Problem requirements: The expected result is every entry, retyped character for character.

Data listing:
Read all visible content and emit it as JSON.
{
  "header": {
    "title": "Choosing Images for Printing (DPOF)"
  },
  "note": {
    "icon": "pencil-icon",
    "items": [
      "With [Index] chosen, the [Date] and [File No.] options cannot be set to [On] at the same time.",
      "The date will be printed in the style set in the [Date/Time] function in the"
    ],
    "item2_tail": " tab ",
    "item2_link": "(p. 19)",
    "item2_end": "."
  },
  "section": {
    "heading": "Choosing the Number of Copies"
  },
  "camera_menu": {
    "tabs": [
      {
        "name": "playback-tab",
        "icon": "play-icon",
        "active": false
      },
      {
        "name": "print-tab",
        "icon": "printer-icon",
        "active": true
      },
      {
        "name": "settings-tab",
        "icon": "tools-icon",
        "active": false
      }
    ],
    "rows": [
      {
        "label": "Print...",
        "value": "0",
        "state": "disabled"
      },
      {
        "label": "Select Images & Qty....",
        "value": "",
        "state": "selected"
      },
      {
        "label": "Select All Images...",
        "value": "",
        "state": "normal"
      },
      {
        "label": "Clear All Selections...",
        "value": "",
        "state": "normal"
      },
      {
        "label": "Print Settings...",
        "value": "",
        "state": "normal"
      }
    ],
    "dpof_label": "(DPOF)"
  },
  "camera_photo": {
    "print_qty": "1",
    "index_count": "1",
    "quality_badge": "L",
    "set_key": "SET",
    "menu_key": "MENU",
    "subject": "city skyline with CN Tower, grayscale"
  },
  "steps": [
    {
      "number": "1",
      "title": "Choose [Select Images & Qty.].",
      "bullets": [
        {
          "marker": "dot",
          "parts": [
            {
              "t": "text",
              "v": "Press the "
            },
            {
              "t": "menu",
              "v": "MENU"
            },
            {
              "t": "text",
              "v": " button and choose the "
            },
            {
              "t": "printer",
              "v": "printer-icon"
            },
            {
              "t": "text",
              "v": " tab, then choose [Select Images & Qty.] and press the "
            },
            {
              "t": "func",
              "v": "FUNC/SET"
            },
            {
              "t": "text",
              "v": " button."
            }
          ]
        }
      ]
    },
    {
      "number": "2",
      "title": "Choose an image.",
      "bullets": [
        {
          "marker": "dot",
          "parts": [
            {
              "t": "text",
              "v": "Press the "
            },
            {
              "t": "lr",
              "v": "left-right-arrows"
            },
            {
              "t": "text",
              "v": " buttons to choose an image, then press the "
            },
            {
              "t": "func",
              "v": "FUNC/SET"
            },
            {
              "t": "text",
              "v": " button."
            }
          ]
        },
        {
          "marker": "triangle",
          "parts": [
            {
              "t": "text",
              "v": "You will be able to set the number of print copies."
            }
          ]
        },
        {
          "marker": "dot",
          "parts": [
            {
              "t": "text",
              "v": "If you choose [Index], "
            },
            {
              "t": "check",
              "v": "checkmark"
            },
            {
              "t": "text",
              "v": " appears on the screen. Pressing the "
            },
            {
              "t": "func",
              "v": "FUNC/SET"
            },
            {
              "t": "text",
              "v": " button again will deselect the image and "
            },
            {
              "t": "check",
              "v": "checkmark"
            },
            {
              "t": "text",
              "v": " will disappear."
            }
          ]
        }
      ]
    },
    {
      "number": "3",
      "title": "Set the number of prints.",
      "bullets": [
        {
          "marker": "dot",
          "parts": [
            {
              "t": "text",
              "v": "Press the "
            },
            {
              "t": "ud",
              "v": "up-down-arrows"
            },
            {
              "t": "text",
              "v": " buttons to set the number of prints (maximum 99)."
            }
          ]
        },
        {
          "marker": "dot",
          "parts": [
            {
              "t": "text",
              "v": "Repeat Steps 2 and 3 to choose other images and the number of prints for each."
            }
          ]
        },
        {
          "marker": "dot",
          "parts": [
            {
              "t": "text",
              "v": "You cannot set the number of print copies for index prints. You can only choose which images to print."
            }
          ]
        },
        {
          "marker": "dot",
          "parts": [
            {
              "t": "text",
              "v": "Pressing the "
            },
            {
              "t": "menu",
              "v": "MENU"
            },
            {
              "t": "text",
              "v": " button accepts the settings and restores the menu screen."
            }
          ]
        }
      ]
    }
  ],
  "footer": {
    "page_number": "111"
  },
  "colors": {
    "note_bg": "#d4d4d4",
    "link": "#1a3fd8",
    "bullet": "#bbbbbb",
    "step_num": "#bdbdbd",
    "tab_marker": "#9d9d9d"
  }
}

Response:
Read all visible content and emit it as JSON.
{
  "header": {
    "title": "Choosing Images for Printing (DPOF)"
  },
  "note": {
    "icon": "pencil-icon",
    "items": [
      "With [Index] chosen, the [Date] and [File No.] options cannot be set to [On] at the same time.",
      "The date will be printed in the style set in the [Date/Time] function in the"
    ],
    "item2_tail": " tab ",
    "item2_link": "(p. 19)",
    "item2_end": "."
  },
  "section": {
    "heading": "Choosing the Number of Copies"
  },
  "camera_menu": {
    "tabs": [
      {
        "name": "playback-tab",
        "icon": "play-icon",
        "active": false
      },
      {
        "name": "print-tab",
        "icon": "printer-icon",
        "active": true
      },
      {
        "name": "settings-tab",
        "icon": "tools-icon",
        "active": false
      }
    ],
    "rows": [
      {
        "label": "Print...",
        "value": "0",
        "state": "disabled"
      },
      {
        "label": "Select Images & Qty....",
        "value": "",
        "state": "selected"
      },
      {
        "label": "Select All Images...",
        "value": "",
        "state": "normal"
      },
      {
        "label": "Clear All Selections...",
        "value": "",
        "state": "normal"
      },
      {
        "label": "Print Settings...",
        "value": "",
        "state": "normal"
      }
    ],
    "dpof_label": "(DPOF)"
  },
  "camera_photo": {
    "print_qty": "1",
    "index_count": "1",
    "quality_badge": "L",
    "set_key": "SET",
    "menu_key": "MENU",
    "subject": "city skyline with CN Tower, grayscale"
  },
  "steps": [
    {
      "number": "1",
      "title": "Choose [Select Images & Qty.].",
      "bullets": [
        {
          "marker": "dot",
          "parts": [
            {
              "t": "text",
              "v": "Press the "
            },
            {
              "t": "menu",
              "v": "MENU"
            },
            {
              "t": "text",
              "v": " button and choose the "
            },
            {
              "t": "printer",
              "v": "printer-icon"
            },
            {
              "t": "text",
              "v": " tab, then choose [Select Images & Qty.] and press the "
            },
            {
              "t": "func",
              "v": "FUNC/SET"
            },
            {
              "t": "text",
              "v": " button."
            }
          ]
        }
      ]
    },
    {
      "number": "2",
      "title": "Choose an image.",
      "bullets": [
        {
          "marker": "dot",
          "parts": [
            {
              "t": "text",
              "v": "Press the "
            },
            {
              "t": "lr",
              "v": "left-right-arrows"
            },
            {
              "t": "text",
              "v": " buttons to choose an image, then press the "
            },
            {
              "t": "func",
              "v": "FUNC/SET"
            },
            {
              "t": "text",
              "v": " button."
            }
          ]
        },
        {
          "marker": "triangle",
          "parts": [
            {
              "t": "text",
              "v": "You will be able to set the number of print copies."
            }
          ]
        },
        {
          "marker": "dot",
          "parts": [
            {
              "t": "text",
              "v": "If you choose [Index], "
            },
            {
              "t": "check",
              "v": "checkmark"
            },
            {
              "t": "text",
              "v": " appears on the screen. Pressing the "
            },
            {
              "t": "func",
              "v": "FUNC/SET"
            },
            {
              "t": "text",
              "v": " button again will deselect the image and "
            },
            {
              "t": "check",
              "v": "checkmark"
            },
            {
              "t": "text",
              "v": " will disappear."
            }
          ]
        }
      ]
    },
    {
      "number": "3",
      "title": "Set the number of prints.",
      "bullets": [
        {
          "marker": "dot",
          "parts": [
            {
              "t": "text",
              "v": "Press the "
            },
            {
              "t": "ud",
              "v": "up-down-arrows"
            },
            {
              "t": "text",
              "v": " buttons to set the number of prints (maximum 99)."
            }
          ]
        },
        {
          "marker": "dot",
          "parts": [
            {
              "t": "text",
              "v": "Repeat Steps 2 and 3 to choose other images and the number of prints for each."
            }
          ]
        },
        {
          "marker": "dot",
          "parts": [
            {
              "t": "text",
              "v": "You cannot set the number of print copies for index prints. You can only choose which images to print."
            }
          ]
        },
        {
          "marker": "dot",
          "parts": [
            {
              "t": "text",
              "v": "Pressing the "
            },
            {
              "t": "menu",
              "v": "MENU"
            },
            {
              "t": "text",
              "v": " button accepts the settings and restores the menu screen."
            }
          ]
        }
      ]
    }
  ],
  "footer": {
    "page_number": "111"
  },
  "colors": {
    "note_bg": "#d4d4d4",
    "link": "#1a3fd8",
    "bullet": "#bbbbbb",
    "step_num": "#bdbdbd",
    "tab_marker": "#9d9d9d"
  }
}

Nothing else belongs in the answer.